The Bryan Model I was built with a welded steel tube fuselage frame, wings from a Briegleb BG-6 primary glider and a Crosley automobile engine, which was later replaced by a 40 hp Continental.[1]

The Model II autoplane featured an extended Erco Ercoupe center-section, with a pusher engine at the rear of the fuselage nacelle, with twin tail booms supporting the tail section. The Ercoupe landing gear was used for the roadable operations, reaching up to 60 mph on the road. For storage and road transport the wings folded at two hinge lines.[2]

Operational history[edit]

The Model I was approved for limited flight, in the experimental category. by the CAA, managing to accumulate 500 miles of road driving, and flying for the first time in 1953.[3] The improved Model II achieved 80 hours of flight time and 4000 miles of road travel before a road accident. During repairs the Model II was rebuilt with two-seats becoming the Model III Autoplane, with a Continental A75 engine and convertible top motors, from a Chevrolet Corvair, to extend and fold the wings. After accumulating 70 hours of flight time and 1000 road miles, the Model III crashed during a flyby at the 1974 Experimental Aircraft Association (EAA) airshow, at Oshkosh, Wisconsin, when an inadequately secured wing section parted company killing the designer. At the time of his death Leland Bryan was in the process of designing the Model IV Autoplane, based on a Rutan VariViggen.[4]


Bryan Special
Alternative name for the Bryan Model I
Bryan Model I Autoplane
entered flight test in 1953
Bryan Model II Autoplane
1957 based on an Ercoupe fuselage with a double articulating wing.[5]
Bryan Model III Autoplane
1970 a rebuild of the model II with single hinged wing articulation.
Bryan Model IV Autoplane

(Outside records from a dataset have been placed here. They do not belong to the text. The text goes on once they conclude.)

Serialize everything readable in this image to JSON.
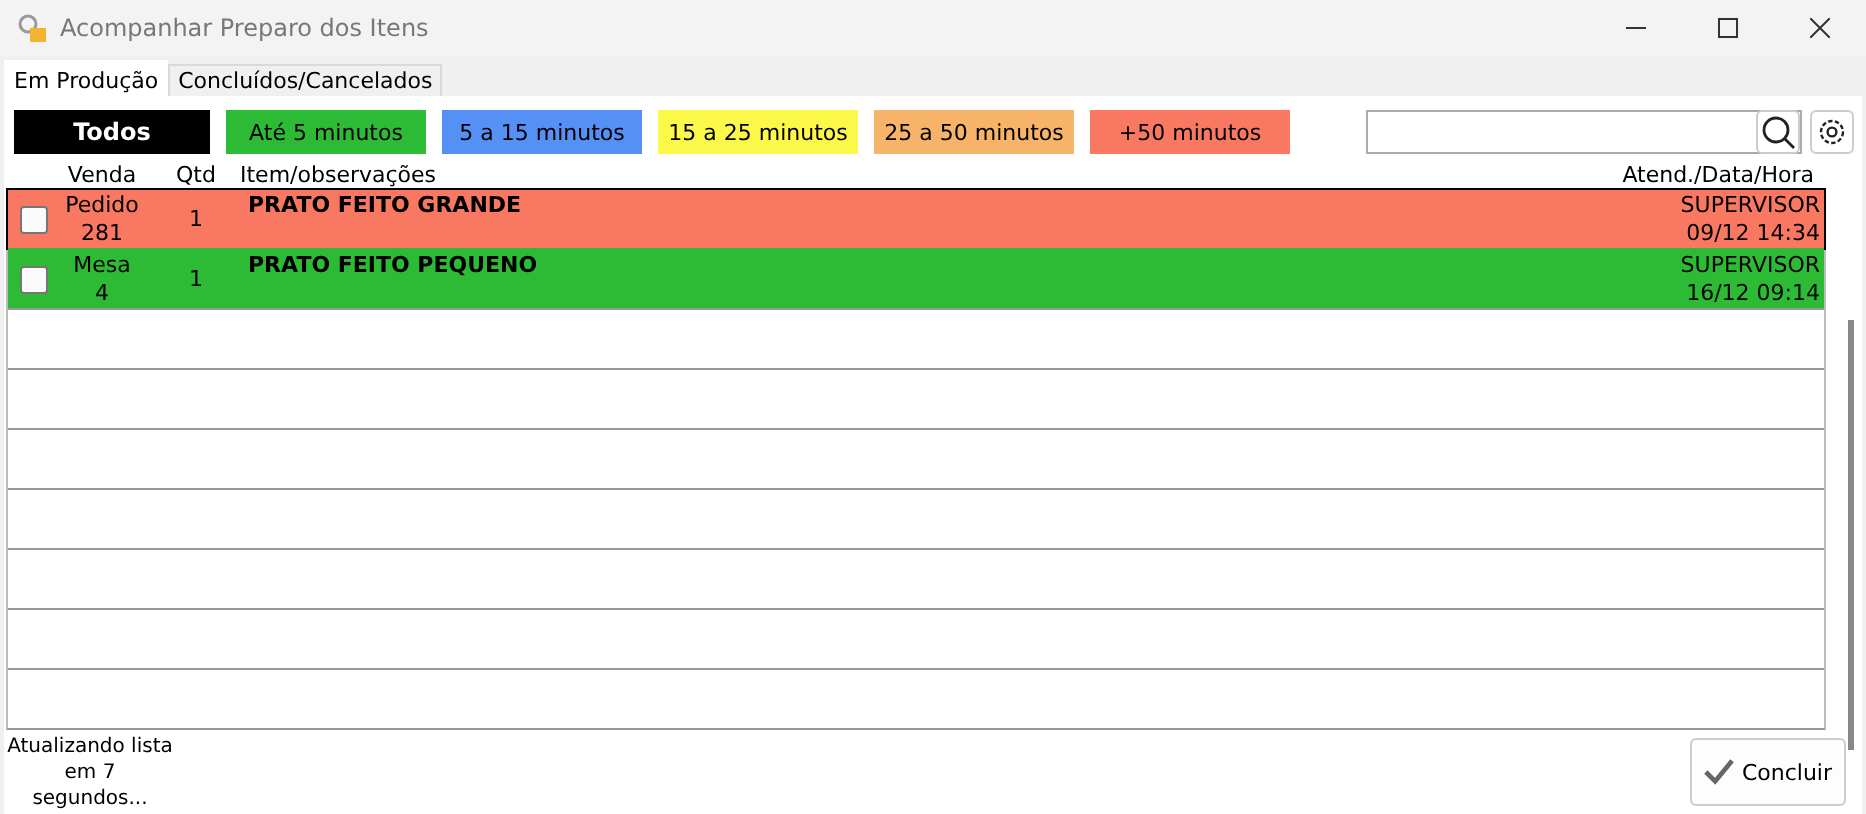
{
  "window": {
    "title": "Acompanhar Preparo dos Itens"
  },
  "tabs": [
    {
      "label": "Em Produção",
      "selected": true
    },
    {
      "label": "Concluídos/Cancelados",
      "selected": false
    }
  ],
  "filters": [
    {
      "label": "Todos",
      "color": "#000000",
      "selected": true
    },
    {
      "label": "Até 5 minutos",
      "color": "#2dbb36",
      "selected": false
    },
    {
      "label": "5 a 15 minutos",
      "color": "#5591f5",
      "selected": false
    },
    {
      "label": "15 a 25 minutos",
      "color": "#fbf84a",
      "selected": false
    },
    {
      "label": "25 a 50 minutos",
      "color": "#f7b468",
      "selected": false
    },
    {
      "label": "+50 minutos",
      "color": "#f87862",
      "selected": false
    }
  ],
  "table": {
    "columns": [
      "Venda",
      "Qtd",
      "Item/observações",
      "Atend./Data/Hora"
    ],
    "rows": [
      {
        "checked": false,
        "selected": true,
        "color": "#f87862",
        "sale_type": "Pedido",
        "sale_number": "281",
        "qty": "1",
        "item": "PRATO FEITO GRANDE",
        "attendant": "SUPERVISOR",
        "datetime": "09/12 14:34"
      },
      {
        "checked": false,
        "selected": false,
        "color": "#2dbb36",
        "sale_type": "Mesa",
        "sale_number": "4",
        "qty": "1",
        "item": "PRATO FEITO PEQUENO",
        "attendant": "SUPERVISOR",
        "datetime": "16/12 09:14"
      }
    ]
  },
  "status": "Atualizando lista em 7 segundos...",
  "buttons": [
    "Concluir"
  ]
}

Specifications (Model II)[edit]

Data from Sport Aviation September 1957

General characteristics

  • Crew: 1
  • Wingspan: 22 ft 6 in (6.86 m)
  • Width: 8 ft (2.4 m) Wings Folded
  • Height: 7 ft 10 in (2.39 m) Wings Folded
  • Empty weight: 720 lb (327 kg)
  • Powerplant: 1 × Continental A75 4-cyl. air-cooled horizontally-opposed piston engine, 75 hp (56 kW)


  • Maximum speed: 91 kn; 169 km/h (105 mph)
  • Cruise speed: 78 kn; 145 km/h (90 mph)
  • Stall speed: 48 kn; 89 km/h (55 mph)
  • Rate of climb: 500 ft/min (2.5 m/s)


  1. ^ Peter J. Smith (June 1975). "In Memory Of Dewey Bryan". Sport Aviation. 
  2. ^ Flight. October 1957.  Missing or empty |title= (help)
  3. ^ "Bryan's Autoplane". Sport Aviation. September 1957. 
  4. ^
  5. ^ Sport Aviation. October 1958.  Missing or empty |title= (help)